"""

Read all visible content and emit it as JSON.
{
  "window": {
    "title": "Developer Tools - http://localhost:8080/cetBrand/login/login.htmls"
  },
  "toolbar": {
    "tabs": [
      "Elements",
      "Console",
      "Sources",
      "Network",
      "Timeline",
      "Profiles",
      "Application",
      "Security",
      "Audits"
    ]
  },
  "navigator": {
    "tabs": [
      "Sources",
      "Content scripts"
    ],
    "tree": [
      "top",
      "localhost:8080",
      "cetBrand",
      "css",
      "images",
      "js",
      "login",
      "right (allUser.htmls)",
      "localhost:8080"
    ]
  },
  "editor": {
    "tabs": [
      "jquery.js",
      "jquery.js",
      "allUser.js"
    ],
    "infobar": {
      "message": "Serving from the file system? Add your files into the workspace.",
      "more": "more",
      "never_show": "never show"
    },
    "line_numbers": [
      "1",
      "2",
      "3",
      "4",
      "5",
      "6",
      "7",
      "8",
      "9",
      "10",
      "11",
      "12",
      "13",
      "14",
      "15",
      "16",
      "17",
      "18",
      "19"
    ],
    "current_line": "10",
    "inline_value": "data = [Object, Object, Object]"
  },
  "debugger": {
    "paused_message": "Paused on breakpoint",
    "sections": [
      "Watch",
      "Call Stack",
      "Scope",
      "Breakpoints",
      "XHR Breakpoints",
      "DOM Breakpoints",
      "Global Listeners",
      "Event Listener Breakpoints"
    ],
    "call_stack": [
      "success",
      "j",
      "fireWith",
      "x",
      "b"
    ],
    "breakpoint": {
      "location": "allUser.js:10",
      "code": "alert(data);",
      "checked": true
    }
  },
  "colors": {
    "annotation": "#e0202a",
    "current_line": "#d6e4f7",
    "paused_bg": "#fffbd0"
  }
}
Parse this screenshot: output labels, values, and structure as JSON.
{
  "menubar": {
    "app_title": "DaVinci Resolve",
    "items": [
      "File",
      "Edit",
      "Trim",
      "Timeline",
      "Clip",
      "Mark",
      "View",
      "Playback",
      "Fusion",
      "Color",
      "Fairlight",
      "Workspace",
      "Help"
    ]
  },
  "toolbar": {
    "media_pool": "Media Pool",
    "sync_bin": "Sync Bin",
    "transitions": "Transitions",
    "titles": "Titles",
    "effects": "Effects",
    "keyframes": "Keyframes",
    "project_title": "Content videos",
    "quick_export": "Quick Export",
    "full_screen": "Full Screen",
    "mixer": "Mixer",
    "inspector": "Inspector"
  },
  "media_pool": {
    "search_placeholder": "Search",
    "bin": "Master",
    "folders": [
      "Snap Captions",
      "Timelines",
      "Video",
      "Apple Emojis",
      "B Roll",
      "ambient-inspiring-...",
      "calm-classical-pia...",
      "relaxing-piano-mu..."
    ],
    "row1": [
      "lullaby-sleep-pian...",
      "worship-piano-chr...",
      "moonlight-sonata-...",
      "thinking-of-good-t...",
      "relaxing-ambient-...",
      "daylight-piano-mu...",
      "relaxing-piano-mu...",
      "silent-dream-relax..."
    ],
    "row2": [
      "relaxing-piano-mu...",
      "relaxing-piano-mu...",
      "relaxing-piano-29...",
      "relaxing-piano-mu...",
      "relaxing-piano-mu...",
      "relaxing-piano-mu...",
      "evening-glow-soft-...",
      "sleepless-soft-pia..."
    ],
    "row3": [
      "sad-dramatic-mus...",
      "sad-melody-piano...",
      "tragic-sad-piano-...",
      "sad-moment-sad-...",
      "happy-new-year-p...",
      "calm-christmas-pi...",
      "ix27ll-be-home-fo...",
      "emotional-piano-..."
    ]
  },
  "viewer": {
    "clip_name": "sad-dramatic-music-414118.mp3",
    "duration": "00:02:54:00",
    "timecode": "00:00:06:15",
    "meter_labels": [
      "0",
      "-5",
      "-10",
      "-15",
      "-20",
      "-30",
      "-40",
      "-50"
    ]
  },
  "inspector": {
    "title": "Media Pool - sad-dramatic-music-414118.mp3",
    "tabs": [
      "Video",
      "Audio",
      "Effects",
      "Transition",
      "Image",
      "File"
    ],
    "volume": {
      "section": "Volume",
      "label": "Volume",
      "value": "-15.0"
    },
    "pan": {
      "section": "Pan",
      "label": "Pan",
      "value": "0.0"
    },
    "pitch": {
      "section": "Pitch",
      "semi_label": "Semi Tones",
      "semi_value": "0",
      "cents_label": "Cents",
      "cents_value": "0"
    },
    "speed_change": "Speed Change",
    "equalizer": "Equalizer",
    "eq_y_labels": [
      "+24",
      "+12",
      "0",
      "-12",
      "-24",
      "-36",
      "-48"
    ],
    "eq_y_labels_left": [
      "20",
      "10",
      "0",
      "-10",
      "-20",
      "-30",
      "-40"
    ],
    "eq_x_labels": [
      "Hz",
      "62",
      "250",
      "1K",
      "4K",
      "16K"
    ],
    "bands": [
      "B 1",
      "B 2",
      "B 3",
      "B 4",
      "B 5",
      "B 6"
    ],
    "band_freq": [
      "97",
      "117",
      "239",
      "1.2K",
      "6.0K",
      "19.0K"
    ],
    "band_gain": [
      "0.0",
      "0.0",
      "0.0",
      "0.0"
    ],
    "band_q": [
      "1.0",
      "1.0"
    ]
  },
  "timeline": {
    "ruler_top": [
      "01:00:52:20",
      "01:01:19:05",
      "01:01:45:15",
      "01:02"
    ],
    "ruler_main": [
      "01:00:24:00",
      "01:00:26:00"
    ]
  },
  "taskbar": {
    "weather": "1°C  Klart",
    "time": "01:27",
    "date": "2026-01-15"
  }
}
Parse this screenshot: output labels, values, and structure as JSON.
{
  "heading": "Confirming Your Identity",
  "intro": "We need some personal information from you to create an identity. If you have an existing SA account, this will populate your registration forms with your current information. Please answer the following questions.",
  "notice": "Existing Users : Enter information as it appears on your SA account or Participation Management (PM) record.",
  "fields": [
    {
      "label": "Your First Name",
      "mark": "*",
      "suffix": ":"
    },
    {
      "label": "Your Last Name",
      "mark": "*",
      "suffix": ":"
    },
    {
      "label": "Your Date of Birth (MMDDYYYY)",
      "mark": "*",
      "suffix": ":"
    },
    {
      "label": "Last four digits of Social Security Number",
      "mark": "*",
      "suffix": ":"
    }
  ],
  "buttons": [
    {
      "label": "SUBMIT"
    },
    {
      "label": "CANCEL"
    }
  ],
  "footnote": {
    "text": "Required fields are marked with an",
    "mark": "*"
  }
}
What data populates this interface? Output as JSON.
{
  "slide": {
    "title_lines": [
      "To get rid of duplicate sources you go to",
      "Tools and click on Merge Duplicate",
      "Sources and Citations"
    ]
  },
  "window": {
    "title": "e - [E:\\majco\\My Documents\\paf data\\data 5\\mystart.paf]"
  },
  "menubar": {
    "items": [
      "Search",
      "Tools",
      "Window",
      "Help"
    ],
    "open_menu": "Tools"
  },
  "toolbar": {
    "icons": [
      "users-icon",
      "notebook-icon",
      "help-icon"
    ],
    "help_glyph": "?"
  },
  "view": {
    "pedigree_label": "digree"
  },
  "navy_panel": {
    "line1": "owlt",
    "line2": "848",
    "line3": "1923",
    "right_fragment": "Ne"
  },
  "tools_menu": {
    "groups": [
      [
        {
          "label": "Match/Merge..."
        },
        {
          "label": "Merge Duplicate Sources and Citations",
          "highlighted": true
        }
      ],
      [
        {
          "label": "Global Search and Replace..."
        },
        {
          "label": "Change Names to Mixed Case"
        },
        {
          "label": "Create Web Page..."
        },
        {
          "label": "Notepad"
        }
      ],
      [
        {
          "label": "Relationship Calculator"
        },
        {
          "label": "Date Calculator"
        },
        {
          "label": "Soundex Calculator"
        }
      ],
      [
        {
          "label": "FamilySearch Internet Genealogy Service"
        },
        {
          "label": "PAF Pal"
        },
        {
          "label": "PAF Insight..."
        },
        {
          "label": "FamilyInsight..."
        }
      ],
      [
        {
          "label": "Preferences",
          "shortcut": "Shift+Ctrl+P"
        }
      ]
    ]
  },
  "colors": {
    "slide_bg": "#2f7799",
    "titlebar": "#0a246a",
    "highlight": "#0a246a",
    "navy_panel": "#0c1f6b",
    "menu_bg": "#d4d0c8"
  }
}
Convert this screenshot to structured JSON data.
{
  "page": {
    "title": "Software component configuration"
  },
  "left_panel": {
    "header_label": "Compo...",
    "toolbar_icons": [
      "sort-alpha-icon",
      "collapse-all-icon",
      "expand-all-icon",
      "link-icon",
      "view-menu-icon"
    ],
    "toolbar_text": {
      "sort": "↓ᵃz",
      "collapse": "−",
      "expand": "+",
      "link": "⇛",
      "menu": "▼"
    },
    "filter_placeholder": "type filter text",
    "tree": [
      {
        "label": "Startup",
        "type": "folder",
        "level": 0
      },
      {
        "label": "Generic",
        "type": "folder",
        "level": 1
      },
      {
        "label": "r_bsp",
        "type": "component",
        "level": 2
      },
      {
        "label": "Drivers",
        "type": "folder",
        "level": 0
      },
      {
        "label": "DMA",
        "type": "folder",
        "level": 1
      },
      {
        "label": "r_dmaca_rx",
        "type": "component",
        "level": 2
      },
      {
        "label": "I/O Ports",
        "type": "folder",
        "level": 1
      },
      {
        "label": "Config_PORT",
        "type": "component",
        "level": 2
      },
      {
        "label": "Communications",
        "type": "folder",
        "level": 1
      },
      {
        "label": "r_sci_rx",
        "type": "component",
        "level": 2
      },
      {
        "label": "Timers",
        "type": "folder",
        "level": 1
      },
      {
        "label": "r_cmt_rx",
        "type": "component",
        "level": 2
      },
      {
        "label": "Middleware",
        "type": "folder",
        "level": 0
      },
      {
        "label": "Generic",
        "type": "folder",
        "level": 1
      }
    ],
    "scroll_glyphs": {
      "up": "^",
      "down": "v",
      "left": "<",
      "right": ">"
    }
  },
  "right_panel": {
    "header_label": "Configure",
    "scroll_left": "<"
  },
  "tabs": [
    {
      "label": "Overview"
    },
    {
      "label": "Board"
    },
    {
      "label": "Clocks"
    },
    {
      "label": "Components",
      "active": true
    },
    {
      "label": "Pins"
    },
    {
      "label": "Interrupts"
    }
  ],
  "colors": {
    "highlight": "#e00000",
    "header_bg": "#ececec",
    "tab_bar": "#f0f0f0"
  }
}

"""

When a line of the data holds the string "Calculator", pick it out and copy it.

          "label": "Relationship Calculator"
          "label": "Date Calculator"
          "label": "Soundex Calculator"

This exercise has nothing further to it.